[Opening Entries shown section]
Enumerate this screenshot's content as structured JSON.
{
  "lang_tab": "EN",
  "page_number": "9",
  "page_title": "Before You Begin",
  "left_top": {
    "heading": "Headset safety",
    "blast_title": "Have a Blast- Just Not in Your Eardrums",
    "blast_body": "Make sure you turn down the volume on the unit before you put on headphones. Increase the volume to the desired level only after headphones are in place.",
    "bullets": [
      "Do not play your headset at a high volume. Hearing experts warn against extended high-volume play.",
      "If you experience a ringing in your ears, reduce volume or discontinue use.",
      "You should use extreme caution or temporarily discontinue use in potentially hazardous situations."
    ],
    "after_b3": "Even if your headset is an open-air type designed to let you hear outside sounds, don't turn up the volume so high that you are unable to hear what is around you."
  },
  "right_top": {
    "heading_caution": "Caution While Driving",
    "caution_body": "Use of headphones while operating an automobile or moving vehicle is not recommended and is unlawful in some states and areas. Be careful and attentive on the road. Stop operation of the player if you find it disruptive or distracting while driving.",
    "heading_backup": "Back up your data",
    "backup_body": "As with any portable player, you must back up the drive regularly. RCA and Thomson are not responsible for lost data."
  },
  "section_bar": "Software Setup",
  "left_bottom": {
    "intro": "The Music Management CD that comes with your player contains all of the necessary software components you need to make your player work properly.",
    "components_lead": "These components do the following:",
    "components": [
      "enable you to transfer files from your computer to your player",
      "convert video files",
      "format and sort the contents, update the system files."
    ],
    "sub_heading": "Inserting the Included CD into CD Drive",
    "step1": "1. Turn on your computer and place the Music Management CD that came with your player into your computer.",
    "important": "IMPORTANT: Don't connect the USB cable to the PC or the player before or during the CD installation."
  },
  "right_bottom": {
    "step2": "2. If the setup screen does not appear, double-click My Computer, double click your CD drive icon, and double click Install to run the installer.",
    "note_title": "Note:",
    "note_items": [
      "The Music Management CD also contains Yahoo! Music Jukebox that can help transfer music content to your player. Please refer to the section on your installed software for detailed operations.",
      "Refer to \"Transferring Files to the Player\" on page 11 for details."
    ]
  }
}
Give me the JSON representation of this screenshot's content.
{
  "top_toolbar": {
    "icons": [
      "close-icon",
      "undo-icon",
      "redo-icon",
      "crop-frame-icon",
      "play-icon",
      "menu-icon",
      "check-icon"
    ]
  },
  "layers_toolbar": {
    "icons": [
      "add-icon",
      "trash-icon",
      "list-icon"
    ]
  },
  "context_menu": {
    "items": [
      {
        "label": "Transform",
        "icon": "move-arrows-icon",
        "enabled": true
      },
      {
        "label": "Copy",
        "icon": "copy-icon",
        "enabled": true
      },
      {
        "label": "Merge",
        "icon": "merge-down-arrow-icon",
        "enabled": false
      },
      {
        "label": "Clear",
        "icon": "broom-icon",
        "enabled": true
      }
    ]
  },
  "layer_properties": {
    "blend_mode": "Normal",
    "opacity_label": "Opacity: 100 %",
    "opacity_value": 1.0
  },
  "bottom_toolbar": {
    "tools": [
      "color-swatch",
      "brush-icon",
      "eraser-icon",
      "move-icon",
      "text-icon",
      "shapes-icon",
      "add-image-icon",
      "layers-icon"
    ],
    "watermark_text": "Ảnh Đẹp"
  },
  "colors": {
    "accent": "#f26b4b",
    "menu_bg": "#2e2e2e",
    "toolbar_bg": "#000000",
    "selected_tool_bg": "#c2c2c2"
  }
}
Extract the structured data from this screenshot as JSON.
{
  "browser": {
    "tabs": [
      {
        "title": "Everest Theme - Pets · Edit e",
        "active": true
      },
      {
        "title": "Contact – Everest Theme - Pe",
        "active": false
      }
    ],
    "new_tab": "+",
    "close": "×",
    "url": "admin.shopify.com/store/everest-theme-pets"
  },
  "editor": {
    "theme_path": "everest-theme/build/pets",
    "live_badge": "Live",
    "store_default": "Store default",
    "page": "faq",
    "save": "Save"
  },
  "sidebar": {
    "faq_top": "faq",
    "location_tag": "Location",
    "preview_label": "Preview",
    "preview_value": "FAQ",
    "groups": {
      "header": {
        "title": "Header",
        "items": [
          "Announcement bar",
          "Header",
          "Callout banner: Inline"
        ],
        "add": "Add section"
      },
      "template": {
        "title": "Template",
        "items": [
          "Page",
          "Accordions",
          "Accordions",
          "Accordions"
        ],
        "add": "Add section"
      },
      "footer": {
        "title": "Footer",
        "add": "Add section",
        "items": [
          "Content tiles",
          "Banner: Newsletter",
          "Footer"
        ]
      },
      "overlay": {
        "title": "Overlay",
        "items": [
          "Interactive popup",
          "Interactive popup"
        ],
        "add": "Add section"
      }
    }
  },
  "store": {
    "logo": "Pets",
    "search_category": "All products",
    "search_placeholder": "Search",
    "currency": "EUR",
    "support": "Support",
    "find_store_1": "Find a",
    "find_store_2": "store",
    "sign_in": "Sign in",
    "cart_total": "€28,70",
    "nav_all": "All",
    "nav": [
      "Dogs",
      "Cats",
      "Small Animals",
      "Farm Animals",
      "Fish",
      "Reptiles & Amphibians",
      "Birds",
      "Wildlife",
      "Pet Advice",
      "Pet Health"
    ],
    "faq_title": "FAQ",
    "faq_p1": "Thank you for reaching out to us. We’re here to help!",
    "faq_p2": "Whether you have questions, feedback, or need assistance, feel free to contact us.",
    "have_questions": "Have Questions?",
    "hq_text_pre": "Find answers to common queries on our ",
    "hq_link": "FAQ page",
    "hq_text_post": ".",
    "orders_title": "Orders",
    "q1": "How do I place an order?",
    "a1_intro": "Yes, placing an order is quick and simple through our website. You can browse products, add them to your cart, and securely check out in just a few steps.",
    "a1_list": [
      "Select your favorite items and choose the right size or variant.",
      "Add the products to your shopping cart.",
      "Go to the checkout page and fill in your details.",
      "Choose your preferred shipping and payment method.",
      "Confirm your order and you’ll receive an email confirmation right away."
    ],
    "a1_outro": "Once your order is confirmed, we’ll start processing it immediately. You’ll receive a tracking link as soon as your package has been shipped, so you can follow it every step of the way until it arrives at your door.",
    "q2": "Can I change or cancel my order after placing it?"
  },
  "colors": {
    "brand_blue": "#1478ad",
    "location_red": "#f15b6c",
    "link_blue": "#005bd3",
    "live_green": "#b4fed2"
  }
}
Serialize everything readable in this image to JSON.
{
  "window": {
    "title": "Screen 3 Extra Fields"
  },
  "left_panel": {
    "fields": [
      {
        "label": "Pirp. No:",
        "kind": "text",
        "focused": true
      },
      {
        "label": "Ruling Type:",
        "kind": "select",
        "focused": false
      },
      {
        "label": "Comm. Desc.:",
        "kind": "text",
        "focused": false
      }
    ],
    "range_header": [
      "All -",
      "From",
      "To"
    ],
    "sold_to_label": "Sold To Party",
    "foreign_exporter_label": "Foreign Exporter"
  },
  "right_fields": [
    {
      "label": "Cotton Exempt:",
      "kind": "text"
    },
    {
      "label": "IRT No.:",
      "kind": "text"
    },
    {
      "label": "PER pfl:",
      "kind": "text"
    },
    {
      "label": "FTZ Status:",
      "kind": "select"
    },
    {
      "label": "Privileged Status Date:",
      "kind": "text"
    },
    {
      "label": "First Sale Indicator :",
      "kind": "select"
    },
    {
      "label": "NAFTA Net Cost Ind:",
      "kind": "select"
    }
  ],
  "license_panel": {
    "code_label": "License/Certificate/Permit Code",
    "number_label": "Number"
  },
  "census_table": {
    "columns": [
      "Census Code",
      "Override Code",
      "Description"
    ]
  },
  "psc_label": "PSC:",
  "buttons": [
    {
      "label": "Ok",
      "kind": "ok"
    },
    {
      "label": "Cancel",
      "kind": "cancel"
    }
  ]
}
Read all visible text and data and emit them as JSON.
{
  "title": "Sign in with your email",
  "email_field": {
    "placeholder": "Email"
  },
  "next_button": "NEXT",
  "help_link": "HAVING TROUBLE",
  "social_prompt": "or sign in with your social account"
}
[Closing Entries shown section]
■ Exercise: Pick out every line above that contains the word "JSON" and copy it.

■ Result of this task:
Enumerate this screenshot's content as structured JSON.
Give me the JSON representation of this screenshot's content.
Extract the structured data from this screenshot as JSON.
Serialize everything readable in this image to JSON.
Read all visible text and data and emit them as JSON.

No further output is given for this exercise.